2019 Conference Agenda
What makes VISION 2019 so unique?
More coverage of specialty as well as row crops in 2019. Precision agriculture and digital farming have expanded over the years to include all aspects of global agriculture. Because of this phenomenon, we’re bringing Meister Media’s full market presence to bear for a broader Agenda this year. Programming for The VISION Conference 2019 will be directed by Jim Sulecki, Chief Content Officer and Head of Global Precision Initiative, as well as Paul Schrimpf and Richard Jones from Meister Media’s Agribusiness and U.S. Horticulture Group.
Wider scope. We’re basing VISION Conference 2019 on three major pillars of precision agriculture and digital farming: In-Field Technology, Data Management, and Post-Farmgate. This will present a sweeping survey, beyond the horizon, into the foreseeable future of agriculture and the food system specifically through the 2021-2022 growing seasons.
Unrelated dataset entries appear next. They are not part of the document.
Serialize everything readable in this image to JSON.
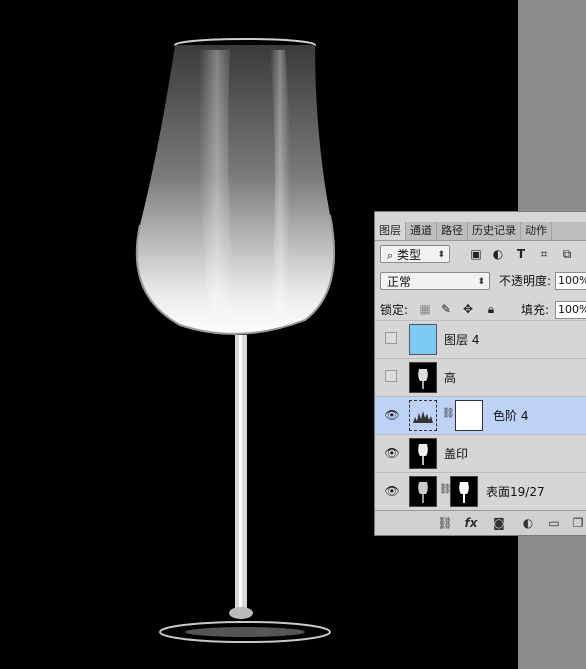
{
  "tabs": [
    "图层",
    "通道",
    "路径",
    "历史记录",
    "动作"
  ],
  "filter": {
    "kind_label": "类型"
  },
  "blend": {
    "mode": "正常",
    "opacity_label": "不透明度:",
    "opacity_value": "100%"
  },
  "lock": {
    "label": "锁定:",
    "fill_label": "填充:",
    "fill_value": "100%"
  },
  "layers": [
    {
      "name": "图层 4",
      "visible": false
    },
    {
      "name": "高",
      "visible": false
    },
    {
      "name": "色阶 4",
      "visible": true,
      "selected": true
    },
    {
      "name": "盖印",
      "visible": true
    },
    {
      "name": "表面19/27",
      "visible": true
    }
  ],
  "icons": {
    "filter": [
      "image-filter-icon",
      "adjustment-filter-icon",
      "type-filter-icon",
      "shape-filter-icon",
      "smart-object-filter-icon"
    ],
    "lock": [
      "lock-transparent-icon",
      "lock-paint-icon",
      "lock-move-icon",
      "lock-all-icon"
    ],
    "footer": [
      "link-icon",
      "fx-icon",
      "mask-icon",
      "adjustment-icon",
      "folder-icon",
      "new-layer-icon"
    ]
  }
}
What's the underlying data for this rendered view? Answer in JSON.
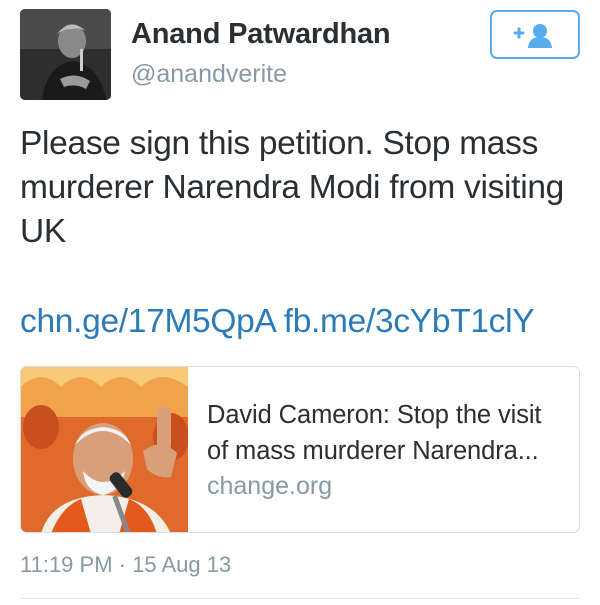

Monday, January 14
Pre-Conference Offsite Seminar
Buses depart at 11:00 a.m.
More information coming soon
Tuesday, January 15
Welcome and Market Overview
The state of precision agriculture and digital farming as gleaned across the many markets that Meister Media serves.
Pull-Through Dynamics: What is Driving the Need for Technology Breakthroughs?
Perhaps no crop input is more threatened than the availability of quality water, especially in key production areas for specialty crops. Yet an array of newer technologies – sensors, IoT, microprocessors, smart nozzles, etc. – offers hope. But how will all these pieces come together, and how readily will these technologies be deployed, not just in the U.S. but in other parts of the world? You’ll walk away with an understanding of how readily agriculture will be able to respond to the inevitable water challenges of the future.
Robotics and automation are the potential answer to every labor-starved grower’s prayers – but where, realistically, do we stand on practical development? Breaking down this big, diverse, but highly promising sector, we’ll examine which solutions specifically are on the two- or three-year horizon for practical adaptation in agriculture, how and where they will be deployed, and snags that may impede their progress. You’ll get your best estimate yet at how soon robotics are likely to impact your and your customers’ business.
Data Harmonization and Practical Use
What to do with field data? This area has been discussed at length for numerous years and is now crowded with overzealous start-ups, and the agricultural industry is in dire need of a data management solution. We’ll present three or four likely scenarios which may finally solve this seemingly endless riddle. Head home with a far greater handle on how much longer data pain points are likely to persist and when data will start working for us rather than the other way around.
Wednesday, January 16
10 Technologies to Keep an Eye On | The Second Wave of Ag Tech
Impact on Crop Inputs
Precision farming’s first impact was felt on crop nutrients, then seed, and is now starting to impact crop protection in earnest — to the point where major suppliers increasingly are expected to provide data platforms as well as products. And the fall-out from these developments likely have just begun. A panel of crop input suppliers paints a picture of where it’s all likely headed over the next three to five years.
Sensors, Imagery, Connectivity, Decisionmaking
Sophisticated field imagery, in-field sensors, and decision-support systems — increasingly seamless through ever-improving connectivity — promise to unlock the secrets of farm fields even where and when there aren’t boots on the ground. How much will this new type of data stream and resulting decisionmaking upend agriculture as it’s been practiced for nearly a century? Who will be the winners and the losers? You’ll leave better prepared to plan your business accordingly.
The level of investment needed to continue propelling agriculture to a digital future is only going to increase. How will this future be bankrolled? A cross-industry panel discussion: grower, retailer, supplier, tech, investor, government — along with feedback from attendees will help to establish the economic and financial terms of engagement needed to keep digital agriculture moving forward.
Agriculture, though it’s the world’s most pervasive industry, has relatively little direct control over how and when its products are ideally delivered. Logistical inefficiencies abound, and too much product is wasted. Will technology be agriculture’s past the farm field as much as it might be in the farm field? Developments on the logistical front are likely to give you hope.
Executive Grower Fireside Chat
Growers ultimately are on the front lines of agriculture. It’s they who must select technologies, deploy them in theit operations, retool their staffs to manage the integration, and ensure their investment pays off. A panel of executive growers reflects on what they’ve learned at the Vision Conference and provides vital insight on what agriculture’s most catalytic sector is thinking and what it feels it most needs.